If one understands the moon to represent women and the sun to represent men, the connotation here is that women’s lesser social status is due to a “sin” that G-d is now atoning for. This, coupled with the verse in Isaiah 30:26 prophesizing that in the world to come “the light of the moon shall become like the light of the sun,” hints at a future time when women will be considered equal to men.
In the Jerusalem Talmud (Ta`anit 1:6), the tradition of women not performing work on Rosh Hodesh is listed as an authentic tradition. The Mishneh B’rurah (no. 417) quotes the Jerusalem Talmud and, like Rashi, attributes this tradition to the women not having participated in the sin of the Golden Calf.
The Shulkhan Aruch, the Code of Jewish Law, the Laws of Rosh Hodesh, Section 1, says that one is permitted to perform work on Rosh Hodesh, but that there is a “good” tradition for women not to do so.
Today, there are still women who do not work on Rosh Hodesh, particularly when it comes to household chores, such as laundry and cleaning. However, the most popular way in which women have reclaimed this women’s holiday in our time is by forming Rosh Hodesh groups. In these groups women celebrate together, whether through prayer, ritual, study, or discussion of relevant topics.

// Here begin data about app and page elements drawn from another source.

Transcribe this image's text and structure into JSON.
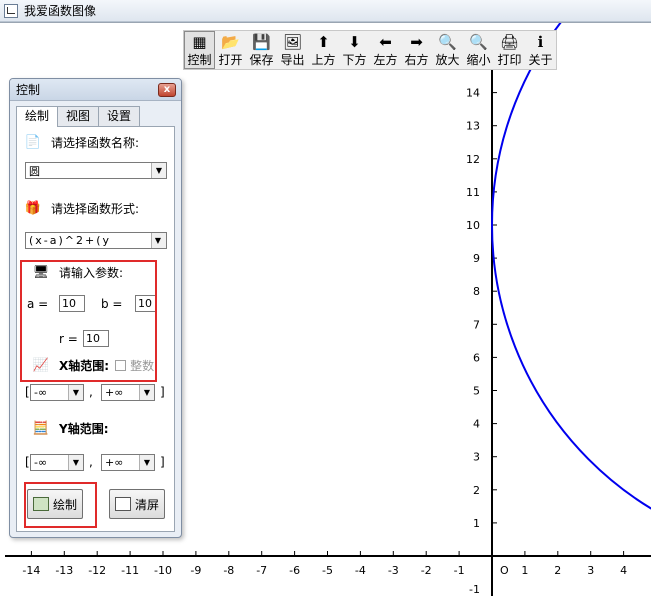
{
  "window": {
    "title": "我爱函数图像"
  },
  "toolbar": {
    "buttons": [
      {
        "label": "控制",
        "icon": "control-panel-icon",
        "glyph": "▦"
      },
      {
        "label": "打开",
        "icon": "open-folder-icon",
        "glyph": "📂"
      },
      {
        "label": "保存",
        "icon": "save-disk-icon",
        "glyph": "💾"
      },
      {
        "label": "导出",
        "icon": "export-image-icon",
        "glyph": "🖼"
      },
      {
        "label": "上方",
        "icon": "arrow-up-icon",
        "glyph": "⬆"
      },
      {
        "label": "下方",
        "icon": "arrow-down-icon",
        "glyph": "⬇"
      },
      {
        "label": "左方",
        "icon": "arrow-left-icon",
        "glyph": "⬅"
      },
      {
        "label": "右方",
        "icon": "arrow-right-icon",
        "glyph": "➡"
      },
      {
        "label": "放大",
        "icon": "zoom-in-icon",
        "glyph": "🔍"
      },
      {
        "label": "缩小",
        "icon": "zoom-out-icon",
        "glyph": "🔍"
      },
      {
        "label": "打印",
        "icon": "printer-icon",
        "glyph": "🖨"
      },
      {
        "label": "关于",
        "icon": "info-icon",
        "glyph": "ℹ"
      }
    ]
  },
  "panel": {
    "title": "控制",
    "close": "x",
    "tabs": [
      "绘制",
      "视图",
      "设置"
    ],
    "name_prompt": "请选择函数名称:",
    "name_value": "圆",
    "form_prompt": "请选择函数形式:",
    "form_value": "(x-a)^2+(y",
    "params_prompt": "请输入参数:",
    "param_a_label": "a =",
    "param_a": "10",
    "param_b_label": "b =",
    "param_b": "10",
    "param_r_label": "r =",
    "param_r": "10",
    "x_range_label": "X轴范围:",
    "integer_label": "整数",
    "x_min": "-∞",
    "x_max": "+∞",
    "y_range_label": "Y轴范围:",
    "y_min": "-∞",
    "y_max": "+∞",
    "open_bracket": "[",
    "close_bracket": "]",
    "comma": ",",
    "draw_button": "绘制",
    "clear_button": "清屏"
  },
  "chart_data": {
    "type": "line",
    "title": "",
    "xlabel": "",
    "ylabel": "",
    "origin_label": "O",
    "x_ticks": [
      -14,
      -13,
      -12,
      -11,
      -10,
      -9,
      -8,
      -7,
      -6,
      -5,
      -4,
      -3,
      -2,
      -1,
      1,
      2,
      3,
      4
    ],
    "y_ticks": [
      1,
      2,
      3,
      4,
      5,
      6,
      7,
      8,
      9,
      10,
      11,
      12,
      13,
      14
    ],
    "y_ticks_partial": [
      "-1"
    ],
    "xlim": [
      -14.5,
      4.8
    ],
    "ylim": [
      -1.2,
      15.2
    ],
    "grid": false,
    "series": [
      {
        "color": "#0000ee",
        "equation": "(x-10)^2+(y-10)^2=100"
      }
    ]
  }
}
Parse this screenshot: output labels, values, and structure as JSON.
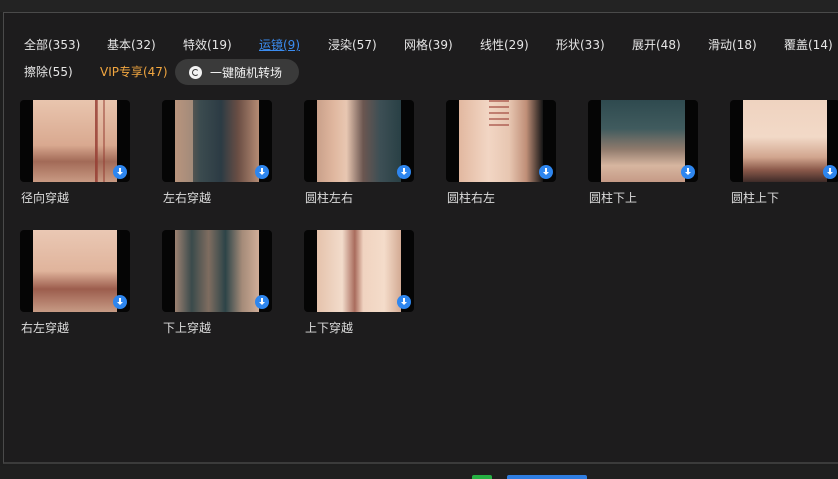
{
  "tabs": [
    {
      "label": "全部(353)"
    },
    {
      "label": "基本(32)"
    },
    {
      "label": "特效(19)"
    },
    {
      "label": "运镜(9)"
    },
    {
      "label": "浸染(57)"
    },
    {
      "label": "网格(39)"
    },
    {
      "label": "线性(29)"
    },
    {
      "label": "形状(33)"
    },
    {
      "label": "展开(48)"
    },
    {
      "label": "滑动(18)"
    },
    {
      "label": "覆盖(14)"
    },
    {
      "label": "擦除(55)"
    },
    {
      "label": "VIP专享(47)"
    }
  ],
  "active_tab": "运镜(9)",
  "random_button": {
    "label": "一键随机转场"
  },
  "transitions": [
    {
      "name": "径向穿越"
    },
    {
      "name": "左右穿越"
    },
    {
      "name": "圆柱左右"
    },
    {
      "name": "圆柱右左"
    },
    {
      "name": "圆柱下上"
    },
    {
      "name": "圆柱上下"
    },
    {
      "name": "右左穿越"
    },
    {
      "name": "下上穿越"
    },
    {
      "name": "上下穿越"
    }
  ],
  "colors": {
    "accent": "#3b8cf0",
    "vip": "#f1a640",
    "download_badge": "#2e86ef"
  },
  "icons": {
    "download": "download-icon",
    "random": "shuffle-icon"
  }
}
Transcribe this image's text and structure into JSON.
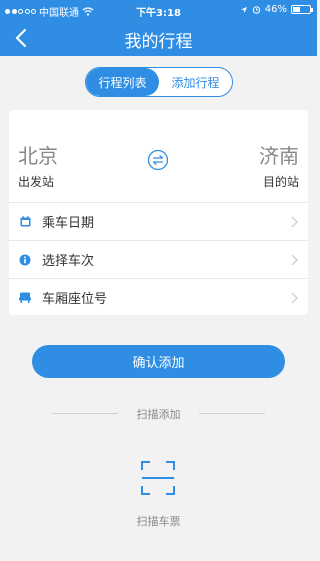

In recognition of the power of these traditions, Women of the Wall chose Rosh Hodesh as the day to gather as a women’s prayer group and celebrate, through prayer at the Kotel and reading the special portion for Rosh Hodesh from the Torah scroll. Women Of the Wall is proud to be the impetus for women’s reclamation and reshaping of traditional practices in a way that expresses their own spirituality.